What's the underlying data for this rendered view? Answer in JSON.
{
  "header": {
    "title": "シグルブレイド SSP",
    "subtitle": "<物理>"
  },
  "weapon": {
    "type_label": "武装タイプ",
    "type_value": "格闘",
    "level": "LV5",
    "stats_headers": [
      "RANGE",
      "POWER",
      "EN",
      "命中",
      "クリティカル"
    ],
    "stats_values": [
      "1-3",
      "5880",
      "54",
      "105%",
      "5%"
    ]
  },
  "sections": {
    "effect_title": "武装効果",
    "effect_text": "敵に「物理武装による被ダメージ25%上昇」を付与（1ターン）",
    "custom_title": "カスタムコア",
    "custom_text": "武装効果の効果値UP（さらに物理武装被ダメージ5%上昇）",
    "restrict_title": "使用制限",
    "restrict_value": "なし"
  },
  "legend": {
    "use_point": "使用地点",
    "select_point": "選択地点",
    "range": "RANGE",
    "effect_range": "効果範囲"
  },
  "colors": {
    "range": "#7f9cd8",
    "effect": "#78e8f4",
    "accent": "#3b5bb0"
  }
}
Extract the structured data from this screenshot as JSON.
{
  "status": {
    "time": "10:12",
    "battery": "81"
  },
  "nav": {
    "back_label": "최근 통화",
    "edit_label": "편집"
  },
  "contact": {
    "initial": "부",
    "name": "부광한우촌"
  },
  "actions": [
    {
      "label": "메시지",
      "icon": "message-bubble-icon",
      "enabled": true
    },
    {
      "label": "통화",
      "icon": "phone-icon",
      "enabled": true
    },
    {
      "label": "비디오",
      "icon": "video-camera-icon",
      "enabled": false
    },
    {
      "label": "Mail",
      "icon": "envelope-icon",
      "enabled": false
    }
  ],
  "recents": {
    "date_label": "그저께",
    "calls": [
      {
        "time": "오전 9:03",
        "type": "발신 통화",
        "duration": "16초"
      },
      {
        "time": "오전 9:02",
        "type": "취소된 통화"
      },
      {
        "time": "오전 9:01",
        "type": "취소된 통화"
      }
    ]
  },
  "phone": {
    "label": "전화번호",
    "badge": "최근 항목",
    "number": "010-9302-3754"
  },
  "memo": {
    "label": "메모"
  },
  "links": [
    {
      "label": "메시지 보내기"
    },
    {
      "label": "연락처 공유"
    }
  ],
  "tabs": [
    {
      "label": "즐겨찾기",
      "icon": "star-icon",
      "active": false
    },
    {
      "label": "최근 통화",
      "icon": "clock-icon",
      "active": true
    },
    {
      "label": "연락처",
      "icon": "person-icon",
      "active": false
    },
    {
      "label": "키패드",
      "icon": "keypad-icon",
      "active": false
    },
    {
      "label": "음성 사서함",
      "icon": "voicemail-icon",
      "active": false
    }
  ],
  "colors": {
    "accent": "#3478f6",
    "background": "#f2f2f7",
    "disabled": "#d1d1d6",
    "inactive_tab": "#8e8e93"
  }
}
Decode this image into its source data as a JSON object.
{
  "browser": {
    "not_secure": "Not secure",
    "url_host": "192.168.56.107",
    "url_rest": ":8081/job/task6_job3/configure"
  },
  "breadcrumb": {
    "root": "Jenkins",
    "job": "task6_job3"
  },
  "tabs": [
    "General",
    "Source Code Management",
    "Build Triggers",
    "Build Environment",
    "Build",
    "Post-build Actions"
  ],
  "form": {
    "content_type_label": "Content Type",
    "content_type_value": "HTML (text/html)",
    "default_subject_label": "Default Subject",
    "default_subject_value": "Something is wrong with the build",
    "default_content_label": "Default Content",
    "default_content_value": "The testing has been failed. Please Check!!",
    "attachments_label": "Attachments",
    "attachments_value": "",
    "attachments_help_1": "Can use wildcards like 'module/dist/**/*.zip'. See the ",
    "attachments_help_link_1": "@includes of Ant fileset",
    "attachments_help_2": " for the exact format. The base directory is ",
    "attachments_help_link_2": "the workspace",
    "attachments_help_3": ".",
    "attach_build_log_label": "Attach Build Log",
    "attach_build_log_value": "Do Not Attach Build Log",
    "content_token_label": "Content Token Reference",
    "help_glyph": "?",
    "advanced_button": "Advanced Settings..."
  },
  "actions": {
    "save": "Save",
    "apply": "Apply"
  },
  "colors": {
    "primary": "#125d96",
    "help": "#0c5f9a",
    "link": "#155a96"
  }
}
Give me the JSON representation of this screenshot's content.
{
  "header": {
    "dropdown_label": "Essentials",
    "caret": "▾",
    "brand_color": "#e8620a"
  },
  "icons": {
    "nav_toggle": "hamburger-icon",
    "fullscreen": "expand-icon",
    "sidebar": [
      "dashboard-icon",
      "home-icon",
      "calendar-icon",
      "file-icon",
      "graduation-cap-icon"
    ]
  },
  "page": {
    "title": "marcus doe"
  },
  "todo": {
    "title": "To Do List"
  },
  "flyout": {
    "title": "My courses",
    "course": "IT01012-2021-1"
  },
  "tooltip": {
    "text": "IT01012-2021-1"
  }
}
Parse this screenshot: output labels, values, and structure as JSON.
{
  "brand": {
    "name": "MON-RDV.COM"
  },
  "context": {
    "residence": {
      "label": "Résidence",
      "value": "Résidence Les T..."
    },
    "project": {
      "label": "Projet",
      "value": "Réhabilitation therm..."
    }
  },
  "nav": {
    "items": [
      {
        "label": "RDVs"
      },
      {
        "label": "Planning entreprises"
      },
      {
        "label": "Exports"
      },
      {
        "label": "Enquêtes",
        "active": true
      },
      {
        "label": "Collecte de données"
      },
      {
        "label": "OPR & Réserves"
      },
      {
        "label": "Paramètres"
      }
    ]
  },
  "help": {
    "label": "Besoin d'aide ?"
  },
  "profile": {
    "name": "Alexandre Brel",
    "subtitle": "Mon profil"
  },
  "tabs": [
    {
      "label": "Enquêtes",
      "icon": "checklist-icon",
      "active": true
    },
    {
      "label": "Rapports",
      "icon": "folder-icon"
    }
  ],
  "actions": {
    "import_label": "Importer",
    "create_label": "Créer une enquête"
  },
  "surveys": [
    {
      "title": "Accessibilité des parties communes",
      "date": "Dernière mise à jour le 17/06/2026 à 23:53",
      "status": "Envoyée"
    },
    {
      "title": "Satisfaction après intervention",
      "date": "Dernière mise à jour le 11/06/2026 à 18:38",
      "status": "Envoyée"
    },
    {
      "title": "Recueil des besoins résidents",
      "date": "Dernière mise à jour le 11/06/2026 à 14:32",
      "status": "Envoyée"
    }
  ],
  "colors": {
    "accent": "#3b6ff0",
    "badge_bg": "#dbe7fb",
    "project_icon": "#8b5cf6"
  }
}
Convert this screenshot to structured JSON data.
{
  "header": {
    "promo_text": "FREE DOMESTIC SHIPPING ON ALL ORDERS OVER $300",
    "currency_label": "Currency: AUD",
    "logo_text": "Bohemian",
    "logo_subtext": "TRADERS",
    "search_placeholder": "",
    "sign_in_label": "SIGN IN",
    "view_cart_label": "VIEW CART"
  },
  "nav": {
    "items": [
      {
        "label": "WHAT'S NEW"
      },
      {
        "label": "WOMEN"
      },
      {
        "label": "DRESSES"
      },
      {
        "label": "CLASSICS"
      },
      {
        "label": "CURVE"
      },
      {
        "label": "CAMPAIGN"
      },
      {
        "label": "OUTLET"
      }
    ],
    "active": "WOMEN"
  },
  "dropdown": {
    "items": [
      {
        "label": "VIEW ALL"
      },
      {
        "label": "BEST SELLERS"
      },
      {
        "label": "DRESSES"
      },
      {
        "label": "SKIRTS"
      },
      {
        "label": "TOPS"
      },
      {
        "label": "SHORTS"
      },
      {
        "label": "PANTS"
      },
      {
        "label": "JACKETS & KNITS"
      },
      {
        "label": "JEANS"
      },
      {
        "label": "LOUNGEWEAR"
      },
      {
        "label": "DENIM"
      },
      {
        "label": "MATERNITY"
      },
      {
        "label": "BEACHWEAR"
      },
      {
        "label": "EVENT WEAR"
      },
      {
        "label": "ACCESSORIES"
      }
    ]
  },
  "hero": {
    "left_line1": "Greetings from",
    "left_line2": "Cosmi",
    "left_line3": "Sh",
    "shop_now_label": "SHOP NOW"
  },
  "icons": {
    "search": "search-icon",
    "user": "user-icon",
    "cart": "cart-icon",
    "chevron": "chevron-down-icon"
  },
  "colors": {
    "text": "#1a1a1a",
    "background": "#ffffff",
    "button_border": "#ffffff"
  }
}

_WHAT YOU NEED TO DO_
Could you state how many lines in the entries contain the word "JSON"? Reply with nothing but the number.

_SOLVED EXERCISE_
6